A Chapter 7 can eliminate most or all of your debts and you usually don’t need to pay anything to creditors. Chapter 13 requires a payment plan where you pay creditors over 3 or 5 years.
Bankruptcy and Student Loan Discharge
We work on contingency. That means that if we don’t save you money you don’t pay anything. If we do save you money we’re paid 12% of the amount saved which is broken into affordable payments of $299 a month.
It’s still possible to have your student loans discharged. Your case would have to be reopened for the purpose of litigating the student loans.
Yes. Both federal and private student loans can be litigated and either discharged or settled in bankruptcy.
Can I really have my student loans discharged or reduced in bankruptcy?
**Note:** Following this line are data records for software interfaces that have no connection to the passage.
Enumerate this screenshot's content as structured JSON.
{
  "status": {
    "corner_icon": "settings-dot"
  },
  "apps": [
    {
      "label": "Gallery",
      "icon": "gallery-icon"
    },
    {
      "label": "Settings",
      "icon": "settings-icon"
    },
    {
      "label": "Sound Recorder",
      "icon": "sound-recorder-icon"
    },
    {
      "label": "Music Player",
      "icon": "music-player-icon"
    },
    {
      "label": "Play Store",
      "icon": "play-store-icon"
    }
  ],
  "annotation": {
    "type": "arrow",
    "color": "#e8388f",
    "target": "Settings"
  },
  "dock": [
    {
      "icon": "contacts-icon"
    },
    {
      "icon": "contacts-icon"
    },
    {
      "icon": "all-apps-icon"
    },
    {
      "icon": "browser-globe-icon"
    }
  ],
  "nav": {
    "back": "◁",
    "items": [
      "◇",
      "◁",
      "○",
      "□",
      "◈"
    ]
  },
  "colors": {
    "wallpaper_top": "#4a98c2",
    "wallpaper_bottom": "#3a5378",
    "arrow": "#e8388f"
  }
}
I heard it’s not possible to discharge student loans in bankruptcy.
It is possible, but not automatic. It can be done through litigation if you can show that the student loans are an undue hardship. If they are private loans, you may have other ways to get those loans reduced or discharged.
Fair Debt Collection Practices Act (FDCPA)
Under the FDCPA statute you can get up to $1,000 in damages. If there are what’s called “actual damages” you can recover those also. Actual damages could be out of pocket costs and emotional distress damages, among other things.
We can also force debt collectors to follow the rules, such as correct false reporting on your credit reports.
The FDCPA has what’s called a “fee shifting” provision. It’s what allows the little guy to get into court and sue the big companies and win. In a fee shifting FDCPA case if you win the defendant has to pay your attorneys’ fees and costs.
Debt collectors, debt buyers (companies that buy defaulted debt for pennies on the dollar then try to collect), and even law firms that try to collect or sue people for defaulted debts can all be sued under the FDCPA.
Business debts, taxes, speeding and parking tickets, municipal fines such as building or code violations and child support
Consumer debt is covered which is defined as debt for personal, family or household purposes. This mostly consists of personal debts such as credit card debt, personal loans, auto loans and in some cases mortgages.